Shale is the most abundant sedimentary rock type on Earth, comprising almost three-fourths of the entire sedimentary rock mass on the planet.
Early spring offers unique challenges for maintaining the integrity of erosion and sediment controls on construction sites. During the winter, vegetation is dormant, the ground is frozen, and substantial snowpack is formed. When warmer temperatures and spring rain arrive, these conditions can have negative impacts on erosion and sediment controls if SWPPP measures are not properly implemented.
Clay soil that expands beneath a structure after construction can cause upward heaving of slabs and footings, resulting in buckling of foundation walls due to excessive lateral forces on the walls. Identification of expansive soil during the design phase of a project is important, so that mitigation measures may be implemented during construction to prevent future slab and foundation distress.
Concrete has been utilized for thousands of years as a building material and is now ubiquitously used in most of society’s infrastructure, including buildings, foundations, dams and levees, parking garages, bridges, water tanks, pipes and culverts, floors, sidewalks, and roads.
Mercury in flooring represents a concern due to the potential for emission of mercury vapor to surrounding areas of a building. Mercury is a neurotoxin and exposure can have various health effects.
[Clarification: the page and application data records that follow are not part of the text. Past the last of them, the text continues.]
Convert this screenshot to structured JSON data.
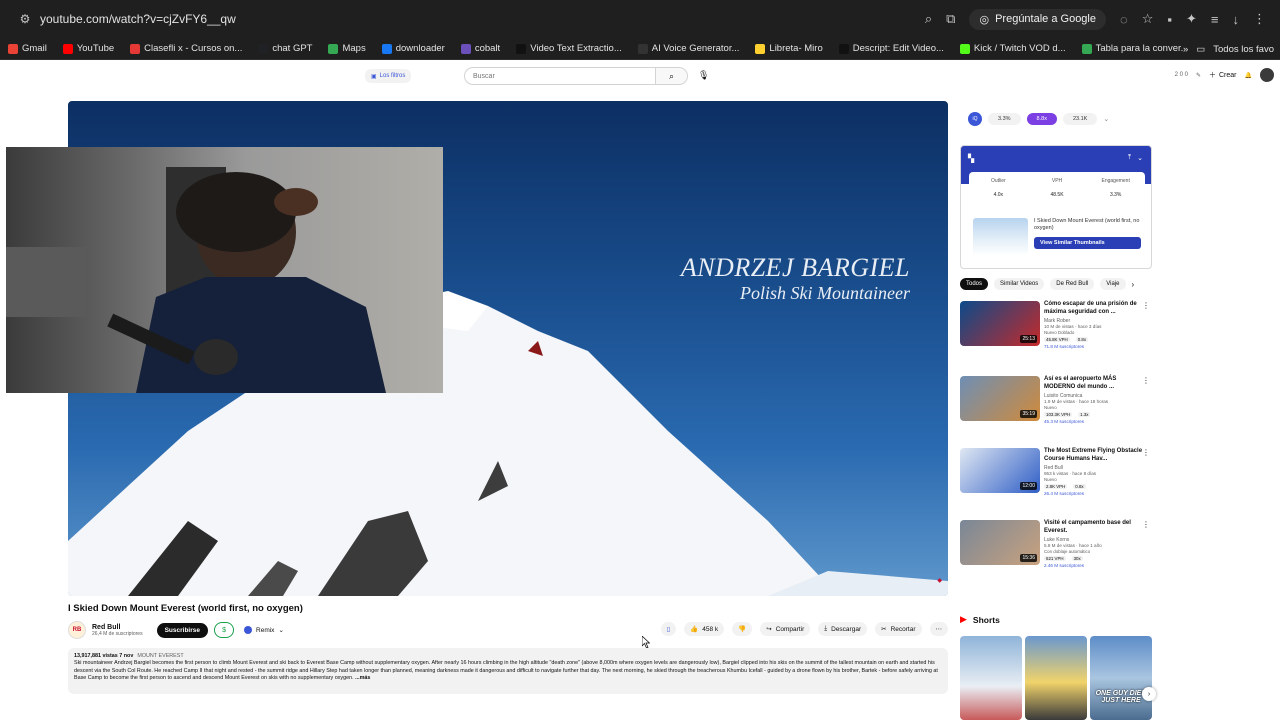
{
  "browser": {
    "url": "youtube.com/watch?v=cjZvFY6__qw",
    "ask_google": "Pregúntale a Google",
    "bookmarks": [
      {
        "label": "Gmail",
        "color": "#ea4335"
      },
      {
        "label": "YouTube",
        "color": "#ff0000"
      },
      {
        "label": "Clasefli x - Cursos on...",
        "color": "#e53935"
      },
      {
        "label": "chat GPT",
        "color": "#202124"
      },
      {
        "label": "Maps",
        "color": "#34a853"
      },
      {
        "label": "downloader",
        "color": "#1877f2"
      },
      {
        "label": "cobalt",
        "color": "#6b4fbb"
      },
      {
        "label": "Video Text Extractio...",
        "color": "#111111"
      },
      {
        "label": "AI Voice Generator...",
        "color": "#333333"
      },
      {
        "label": "Libreta- Miro",
        "color": "#ffd02f"
      },
      {
        "label": "Descript: Edit Video...",
        "color": "#111111"
      },
      {
        "label": "Kick / Twitch VOD d...",
        "color": "#53fc18"
      },
      {
        "label": "Tabla para la conver...",
        "color": "#34a853"
      }
    ],
    "all_bookmarks": "Todos los favo"
  },
  "yt_header": {
    "filter_label": "Los filtros",
    "search_placeholder": "Buscar",
    "create_label": "Crear",
    "counts": "2  0  0"
  },
  "video": {
    "overlay_name": "ANDRZEJ BARGIEL",
    "overlay_role": "Polish Ski Mountaineer",
    "title": "I Skied Down Mount Everest (world first, no oxygen)",
    "channel_name": "Red Bull",
    "channel_subs": "26,4 M de suscriptores",
    "subscribe_label": "Suscribirse",
    "remix_label": "Remix",
    "likes": "458 k",
    "share_label": "Compartir",
    "download_label": "Descargar",
    "clip_label": "Recortar",
    "views_line": "13,917,881 vistas  7 nov",
    "hashtag": "MOUNT EVEREST",
    "description": "Ski mountaineer Andrzej Bargiel becomes the first person to climb Mount Everest and ski back to Everest Base Camp without supplementary oxygen. After nearly 16 hours climbing in the high altitude \"death zone\" (above 8,000m where oxygen levels are dangerously low), Bargiel clipped into his skis on the summit of the tallest mountain on earth and started his descent via the South Col Route. He reached Camp II that night and rested - the summit ridge and Hillary Step had taken longer than planned, meaning darkness made it dangerous and difficult to navigate further that day. The next morning, he skied through the treacherous Khumbu Icefall - guided by a drone flown by his brother, Bartek - before safely arriving at Base Camp to become the first person to ascend and descend Mount Everest on skis with no supplementary oxygen.",
    "more_label": "...más"
  },
  "vidiq": {
    "pills": [
      "3.3%",
      "8.8x",
      "23.1K"
    ],
    "stats": [
      {
        "label": "Outlier",
        "value": "4.0x"
      },
      {
        "label": "VPH",
        "value": "48.5K"
      },
      {
        "label": "Engagement",
        "value": "3.3%"
      }
    ],
    "card_title": "I Skied Down Mount Everest (world first, no oxygen)",
    "card_button": "View Similar Thumbnails"
  },
  "chips": [
    "Todos",
    "Similar Videos",
    "De Red Bull",
    "Viaje"
  ],
  "related": [
    {
      "title": "Cómo escapar de una prisión de máxima seguridad con ...",
      "by": "Mark Rober",
      "views": "10 M de vistas · hace 3 días",
      "tags": "Nuevo  Doblado",
      "stat1": "45.8K VPH",
      "stat2": "0.8x",
      "subs": "71.8 M suscriptores",
      "duration": "25:13",
      "c1": "#0c4a8a",
      "c2": "#c52a2a"
    },
    {
      "title": "Así es el aeropuerto MÁS MODERNO del mundo ...",
      "by": "Luisito Comunica",
      "views": "1.9 M de vistas · hace 18 horas",
      "tags": "Nuevo",
      "stat1": "103.3K VPH",
      "stat2": "1.3x",
      "subs": "45.3 M suscriptores",
      "duration": "35:19",
      "c1": "#6e8fb5",
      "c2": "#d08a3a"
    },
    {
      "title": "The Most Extreme Flying Obstacle Course Humans Hav...",
      "by": "Red Bull",
      "views": "953 k vistas · hace 8 días",
      "tags": "Nuevo",
      "stat1": "2.8K VPH",
      "stat2": "0.8x",
      "subs": "26.4 M suscriptores",
      "duration": "12:00",
      "c1": "#dfe7f2",
      "c2": "#2f5ec6"
    },
    {
      "title": "Visité el campamento base del Everest.",
      "by": "Luke Korns",
      "views": "5.8 M de vistas · hace 1 año",
      "tags": "Con doblaje automático",
      "stat1": "621 VPH",
      "stat2": "30x",
      "subs": "2.46 M suscriptores",
      "duration": "15:36",
      "c1": "#7a8797",
      "c2": "#c9a27e"
    }
  ],
  "shorts": {
    "label": "Shorts",
    "captions": [
      "",
      "",
      "ONE GUY DIED JUST HERE"
    ]
  }
}
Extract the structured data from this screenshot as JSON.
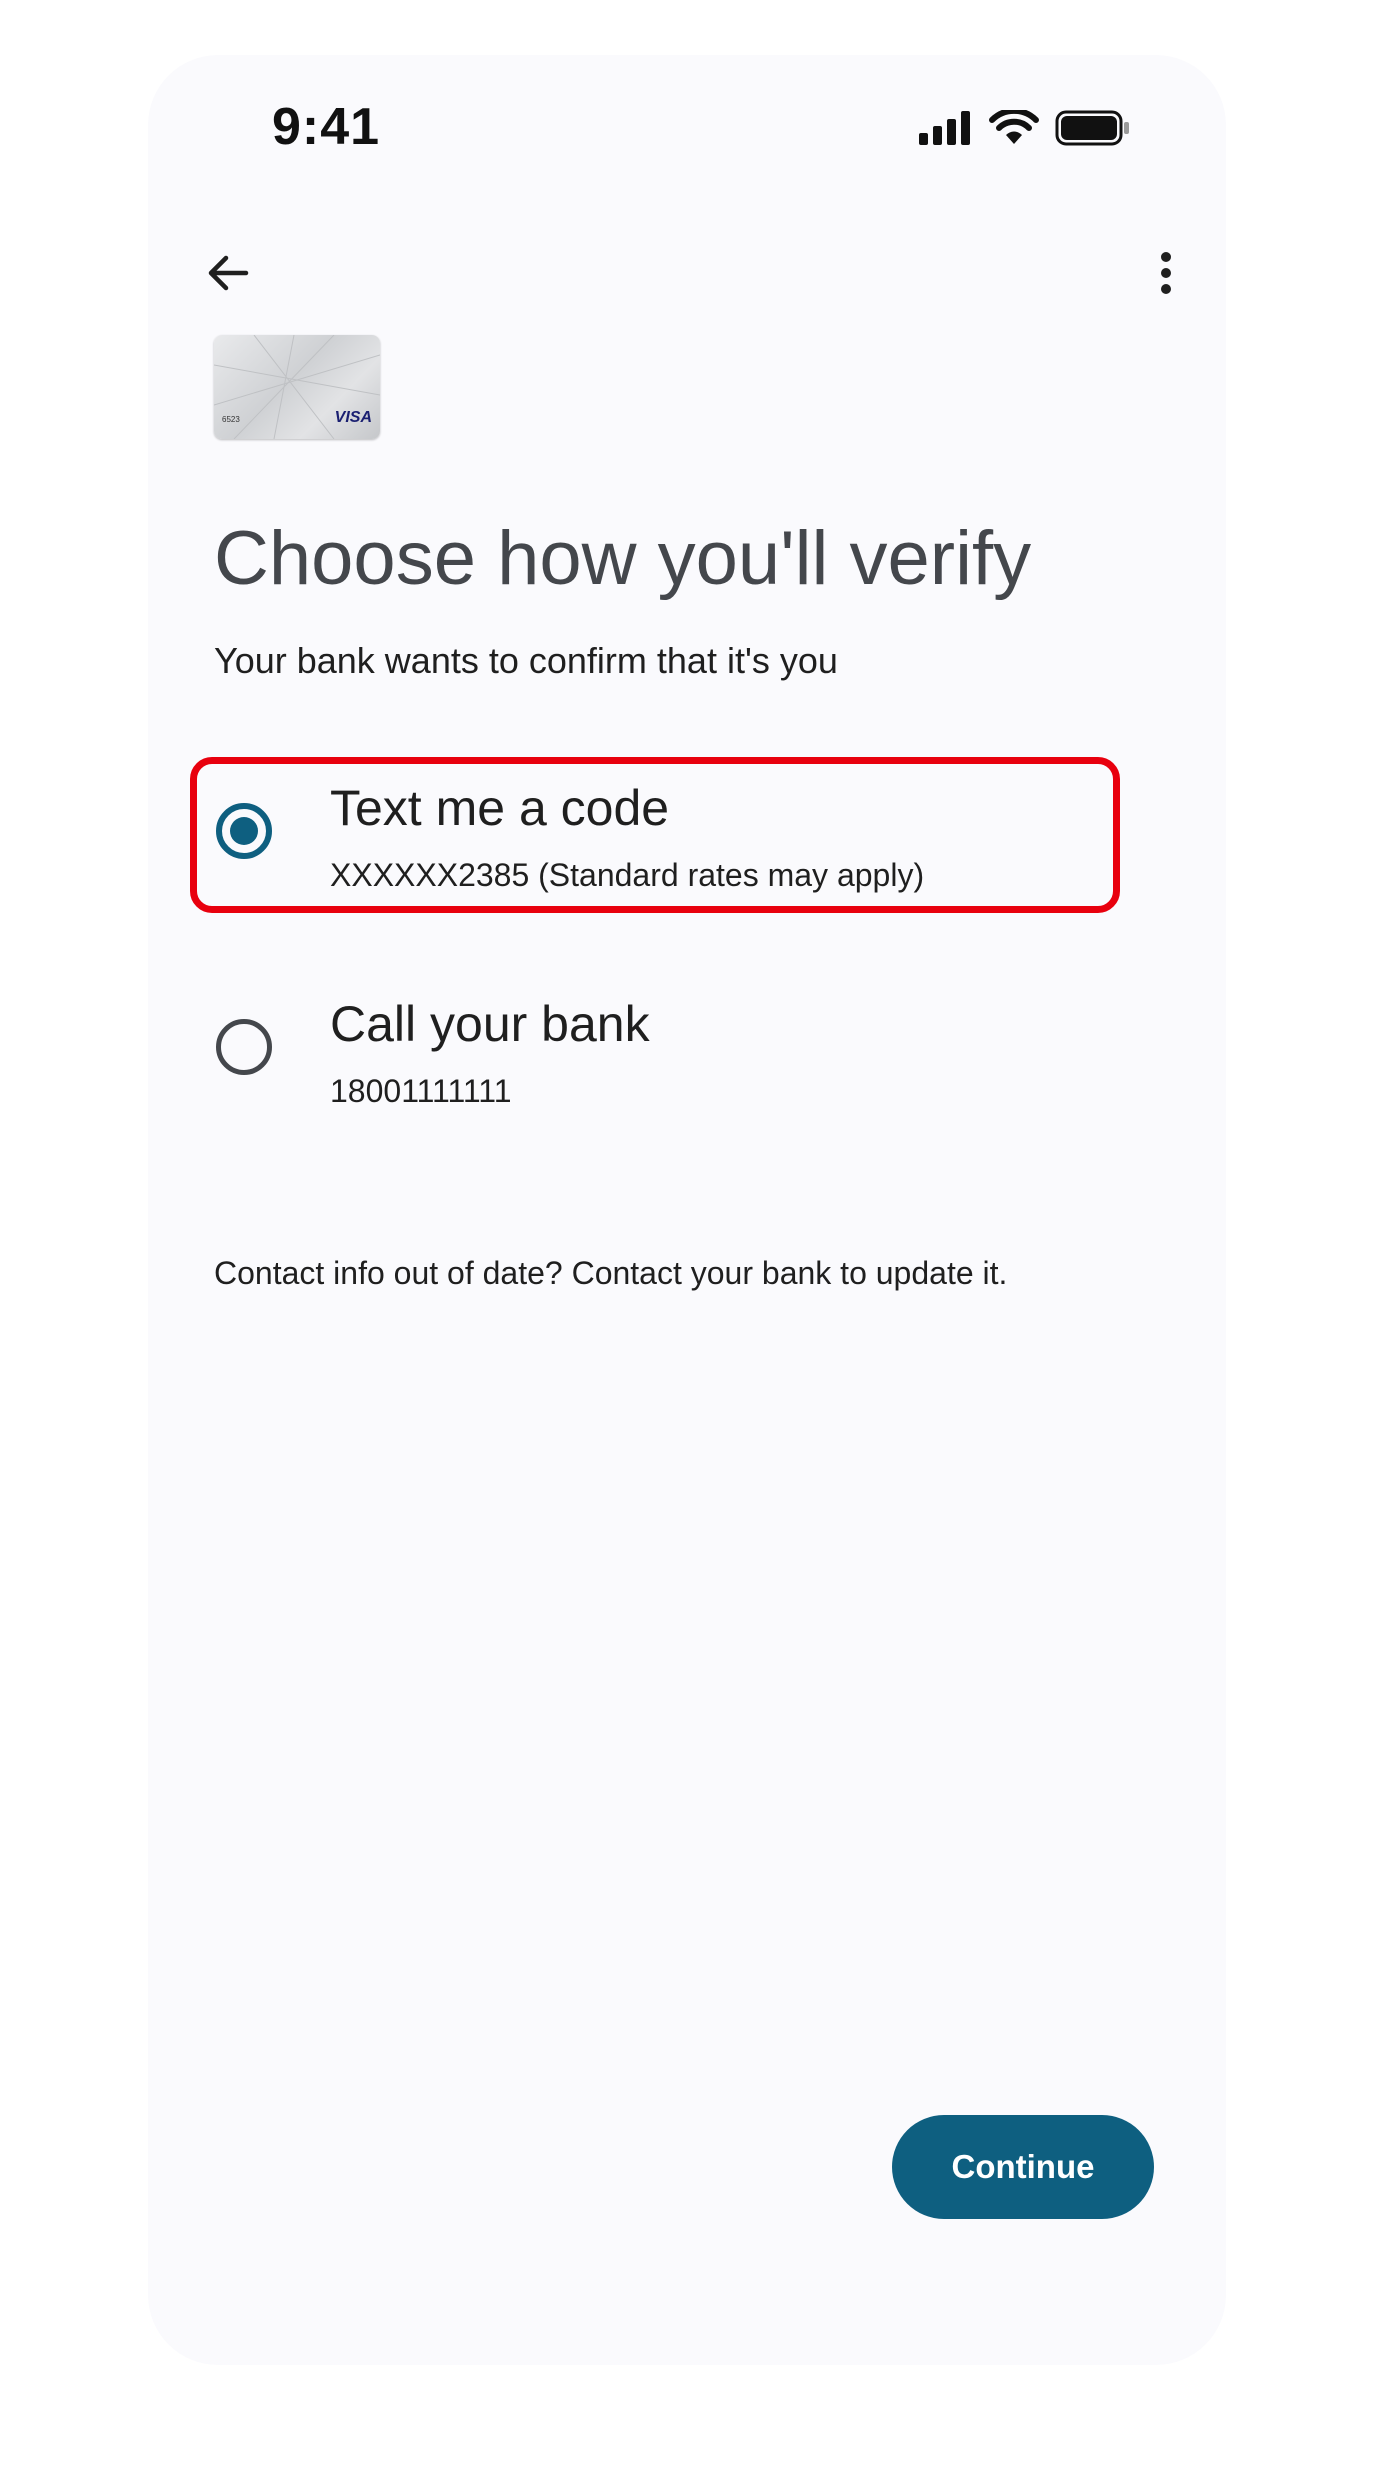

Aging concrete structures, such as parking garages or building foundations, often exhibit signs of distress. Cracking, spalling, delamination, and exposed or corroding reinforcing steel are some common examples.